The corn and soybean markets are in consolidation mode ahead of the USDA crop report update this week, while the wheat markets have been trending lower as harvest progresses in the S. Plains (HRW) and nice rains have materialized in the N. Plains (HRS). With all the uncertainty around acreage this year, and yield potential due to the late planting, the longer term direction appears to be higher for corn and supportive for beans.
Soybean Oil: Soybean oil has found itself in a well defined range as soybean stocks remain plentiful, but slower farmer selling and crush plant maintenance downtimes have slowed crush rates and reduced the amount of oil being produced. This has further tightened stocks given the firm demand still coming from the biodiesel industry. These competing factors look to keep oil trading sideways in the near term.
Canola: The canola seed market was down hard last week, with new crop futures making new contract lows on Friday. The Canadian prairies have seen some much needed rainfall over the last ten days and there has been no progress in the ongoing dispute between Canada and China. Canola oil should remain weak as Canadian canola stocks are large.
Palm Oil: Global palm oil stocks have been on the decline of late but currently remain more than adequate to fill end user needs. Palm oil futures continue to struggle, still trading near seven month lows in the front end.
Salinas Valley Row Crops
- Iceberg, romaine, green leaf, broccoli, cauliflower, and celery stocks are limited in California’s Salinas Valley
- Processors are harvesting more acres than normal due to light lettuce weights
- Regional growing seasons (Colorado, Eastern Canada, and the Northeastern U.S.) are off to a very slow start as a result of adverse weather conditions
- Lower yields are forecast in all growing areas over the next two weeks; demand will continue to outpace supply
- Markon First Crop (MFC) Strawberries in the ReadyCycle™ carton are available

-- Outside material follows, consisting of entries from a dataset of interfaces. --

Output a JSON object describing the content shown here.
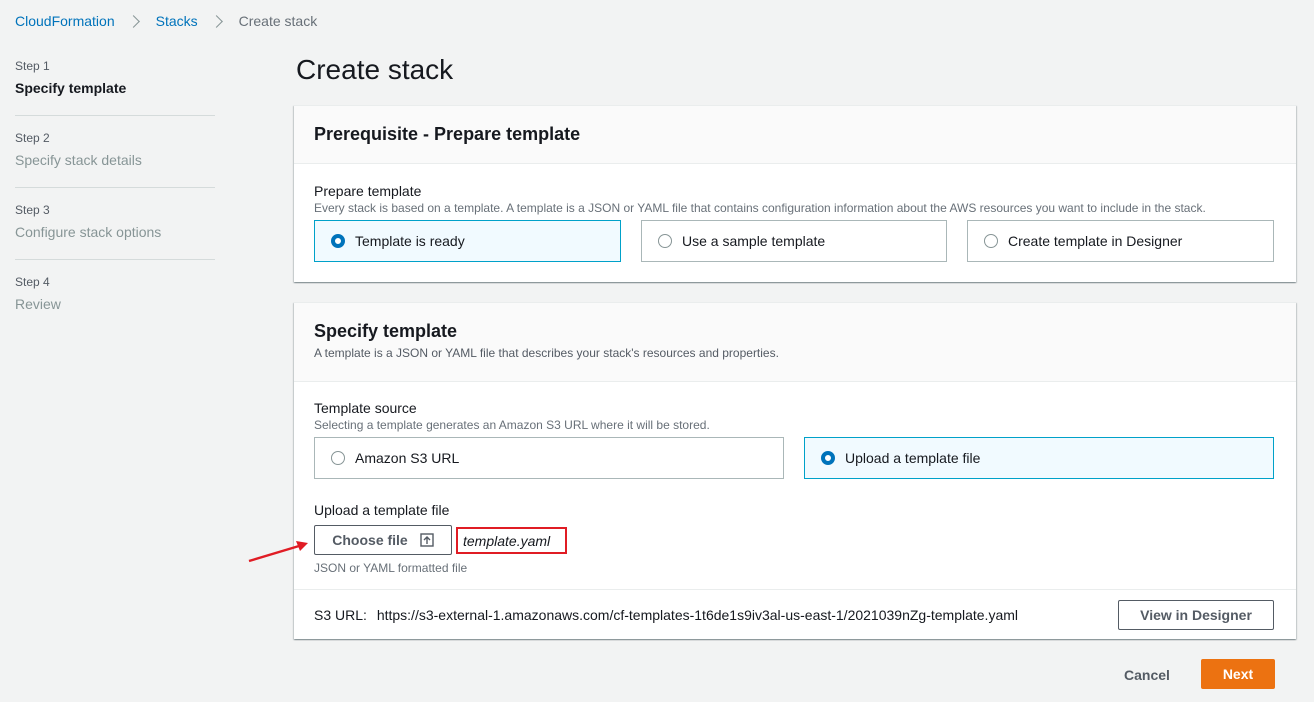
{
  "breadcrumb": {
    "root": "CloudFormation",
    "stacks": "Stacks",
    "current": "Create stack"
  },
  "steps": [
    {
      "num": "Step 1",
      "title": "Specify template",
      "active": true
    },
    {
      "num": "Step 2",
      "title": "Specify stack details",
      "active": false
    },
    {
      "num": "Step 3",
      "title": "Configure stack options",
      "active": false
    },
    {
      "num": "Step 4",
      "title": "Review",
      "active": false
    }
  ],
  "page_title": "Create stack",
  "prerequisite": {
    "title": "Prerequisite - Prepare template",
    "label": "Prepare template",
    "description": "Every stack is based on a template. A template is a JSON or YAML file that contains configuration information about the AWS resources you want to include in the stack.",
    "options": [
      {
        "label": "Template is ready",
        "selected": true
      },
      {
        "label": "Use a sample template",
        "selected": false
      },
      {
        "label": "Create template in Designer",
        "selected": false
      }
    ]
  },
  "specify_template": {
    "title": "Specify template",
    "description": "A template is a JSON or YAML file that describes your stack's resources and properties.",
    "source_label": "Template source",
    "source_description": "Selecting a template generates an Amazon S3 URL where it will be stored.",
    "source_options": [
      {
        "label": "Amazon S3 URL",
        "selected": false
      },
      {
        "label": "Upload a template file",
        "selected": true
      }
    ],
    "upload_label": "Upload a template file",
    "choose_file_label": "Choose file",
    "file_name": "template.yaml",
    "file_hint": "JSON or YAML formatted file",
    "s3_url_label": "S3 URL:",
    "s3_url_value": "https://s3-external-1.amazonaws.com/cf-templates-1t6de1s9iv3al-us-east-1/2021039nZg-template.yaml",
    "view_designer_label": "View in Designer"
  },
  "footer": {
    "cancel_label": "Cancel",
    "next_label": "Next"
  },
  "colors": {
    "link": "#0073bb",
    "primary_button": "#ec7211",
    "selected_tile_bg": "#f1faff",
    "selected_tile_border": "#00a1c9",
    "highlight": "#e01c24"
  }
}
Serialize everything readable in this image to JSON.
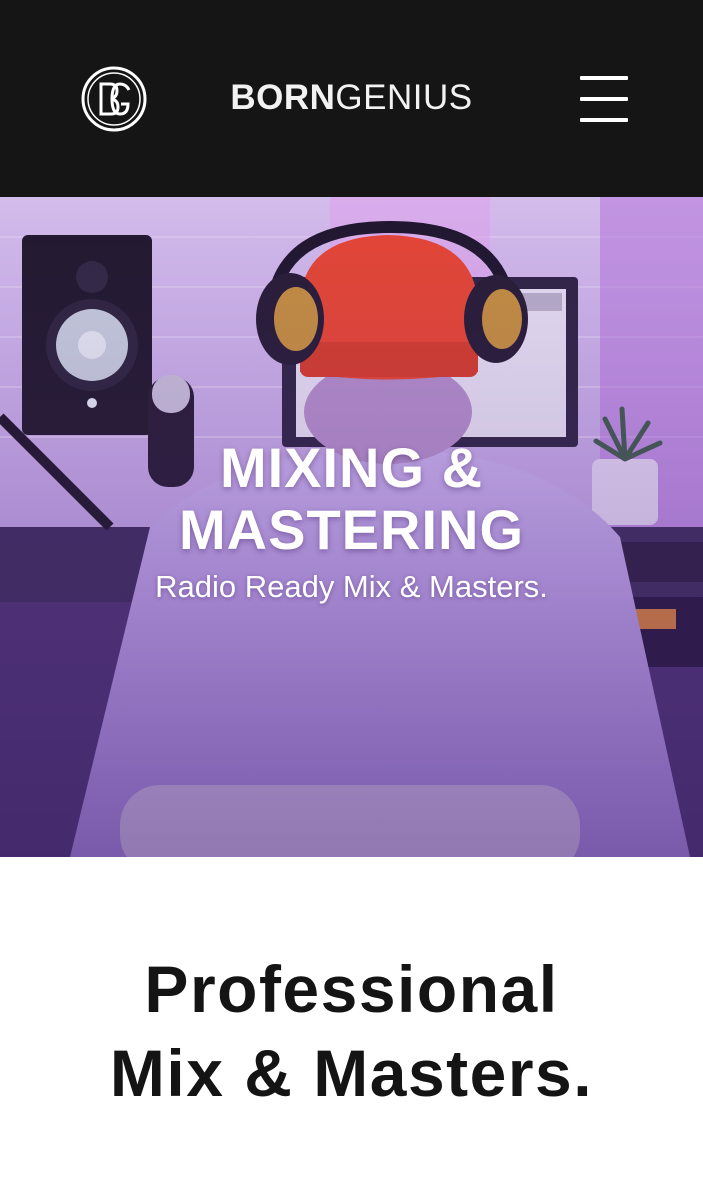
{
  "header": {
    "logo_icon": "bg-monogram-icon",
    "brand_bold": "BORN",
    "brand_light": "GENIUS",
    "menu_icon": "hamburger-menu-icon"
  },
  "hero": {
    "title": "MIXING & MASTERING",
    "subtitle": "Radio Ready Mix & Masters."
  },
  "section": {
    "title_line1": "Professional",
    "title_line2": "Mix & Masters."
  },
  "colors": {
    "header_bg": "#151515",
    "hero_tint": "#9a6fce",
    "beanie": "#e8452e",
    "text_dark": "#141414"
  }
}
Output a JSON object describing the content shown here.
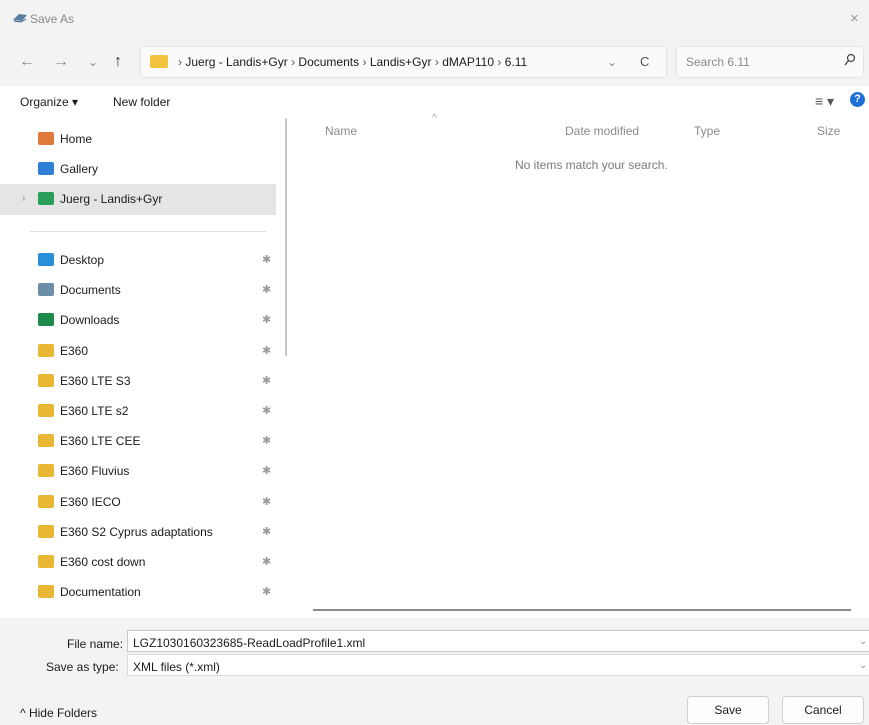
{
  "window": {
    "title": "Save As",
    "close": "×"
  },
  "nav": {
    "back": "←",
    "forward": "→",
    "recent": "⌄",
    "up": "↑",
    "refresh": "C",
    "dropdown": "⌄"
  },
  "breadcrumb": [
    "Juerg - Landis+Gyr",
    "Documents",
    "Landis+Gyr",
    "dMAP110",
    "6.11"
  ],
  "breadcrumb_sep": "›",
  "search": {
    "placeholder": "Search 6.11"
  },
  "toolbar": {
    "organize": "Organize ▾",
    "new_folder": "New folder",
    "view": "≡ ▾",
    "help": "?"
  },
  "sidebar": {
    "top_items": [
      {
        "label": "Home",
        "icon": "home-icon",
        "color": "#e07a3a"
      },
      {
        "label": "Gallery",
        "icon": "gallery-icon",
        "color": "#2f7fd6"
      },
      {
        "label": "Juerg - Landis+Gyr",
        "icon": "onedrive-icon",
        "color": "#2a9d5b"
      }
    ],
    "pinned_items": [
      {
        "label": "Desktop",
        "icon": "desktop-icon",
        "color": "#2a8fd9"
      },
      {
        "label": "Documents",
        "icon": "documents-icon",
        "color": "#6b8fa8"
      },
      {
        "label": "Downloads",
        "icon": "downloads-icon",
        "color": "#1e8a4a"
      },
      {
        "label": "E360",
        "icon": "folder-icon",
        "color": "#e8b733"
      },
      {
        "label": "E360 LTE S3",
        "icon": "folder-icon",
        "color": "#e8b733"
      },
      {
        "label": "E360 LTE s2",
        "icon": "folder-icon",
        "color": "#e8b733"
      },
      {
        "label": "E360 LTE CEE",
        "icon": "folder-icon",
        "color": "#e8b733"
      },
      {
        "label": "E360 Fluvius",
        "icon": "folder-icon",
        "color": "#e8b733"
      },
      {
        "label": "E360 IECO",
        "icon": "folder-icon",
        "color": "#e8b733"
      },
      {
        "label": "E360 S2 Cyprus adaptations",
        "icon": "folder-icon",
        "color": "#e8b733"
      },
      {
        "label": "E360 cost down",
        "icon": "folder-icon",
        "color": "#e8b733"
      },
      {
        "label": "Documentation",
        "icon": "folder-icon",
        "color": "#e8b733"
      }
    ],
    "pin_glyph": "✱"
  },
  "filelist": {
    "columns": [
      "Name",
      "Date modified",
      "Type",
      "Size"
    ],
    "sort_glyph": "^",
    "empty_message": "No items match your search."
  },
  "form": {
    "file_name_label": "File name:",
    "file_name_value": "LGZ1030160323685-ReadLoadProfile1.xml",
    "save_type_label": "Save as type:",
    "save_type_value": "XML files (*.xml)",
    "dropdown_glyph": "⌄"
  },
  "footer": {
    "hide_folders": "^ Hide Folders",
    "save": "Save",
    "cancel": "Cancel"
  }
}
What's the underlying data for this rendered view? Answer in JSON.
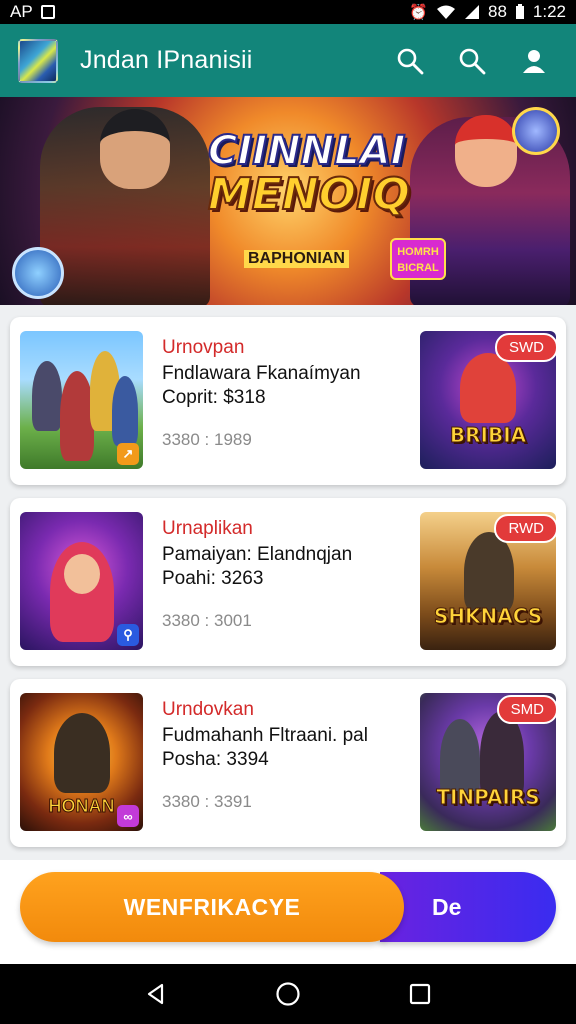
{
  "status_bar": {
    "carrier": "AP",
    "battery_text": "88",
    "time": "1:22"
  },
  "app_bar": {
    "title": "Jndan IPnanisii",
    "icons": [
      "search-icon",
      "search-icon",
      "profile-icon"
    ]
  },
  "banner": {
    "title_line1": "CIINNLAI",
    "title_line2": "MENOIQ",
    "subtitle": "BAPHONIAN",
    "badge": "HOMRH BICRAL"
  },
  "cards": [
    {
      "category": "Urnovpan",
      "name": "Fndlawara Fkanaímyan",
      "price": "Coprit: $318",
      "meta": "3380 : 1989",
      "promo_label": "BRIBIA",
      "promo_tag": "SWD",
      "thumb_badge": "↗"
    },
    {
      "category": "Urnaplikan",
      "name": "Pamaiyan: Elandnqjan",
      "price": "Poahi: 3263",
      "meta": "3380 : 3001",
      "promo_label": "SHKNACS",
      "promo_tag": "RWD",
      "thumb_badge": "⚲"
    },
    {
      "category": "Urndovkan",
      "name": "Fudmahanh Fltraani. pal",
      "price": "Posha: 3394",
      "meta": "3380 : 3391",
      "promo_label": "TINPAIRS",
      "promo_tag": "SMD",
      "thumb_badge": "∞",
      "thumb_label": "HONAN"
    }
  ],
  "bottom_actions": {
    "primary": "WENFRIKACYE",
    "secondary": "De"
  },
  "colors": {
    "app_bar": "#12857a",
    "category_text": "#d32a2a",
    "primary_button": "#f7921a",
    "secondary_button": "#5a25e6"
  }
}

- Recent adverse weather conditions continue to stunt plant growth causing uneven fruit size and maturity
- Bruising and misshapen fruit may be present in finished packs
- Prices are expected to remain at elevated levels through the month
From the Fields: Ready-Set-Serve (RSS) Chopped Romaine Quality
Romaine and other lettuce supplies are very tight in California’s Salinas Valley. Value-added processors are harvesting fields that are at less than ideal maturity in order to meet demand. The current summer romaine varieties are darker in color and have leaf texture that is more susceptible to bruising during processing when harvested at a younger stage. Finished packs are exhibiting elevated bruising and in some cases, reduced shelf life potential.
This issue is expected to continue off and on through early next week or possibly longer. Markon’s supplier will work to remove as much dark leaf material as possible to minimize bruising.
Share this Post
LET’S OPTIMIZE YOUR OPERATIONS
Check out our resources to help give your menu edge, make your kitchen more efficient and put our team of experts to work for you.
Your online portal to place orders, track your deliveries and access your transaction history.
Quickly convert measurements for your recipes with these helpful conversion charts for the kitchen.
Exclusive to our customers, an easy way to manage purchase tracking, inventory and menu costs.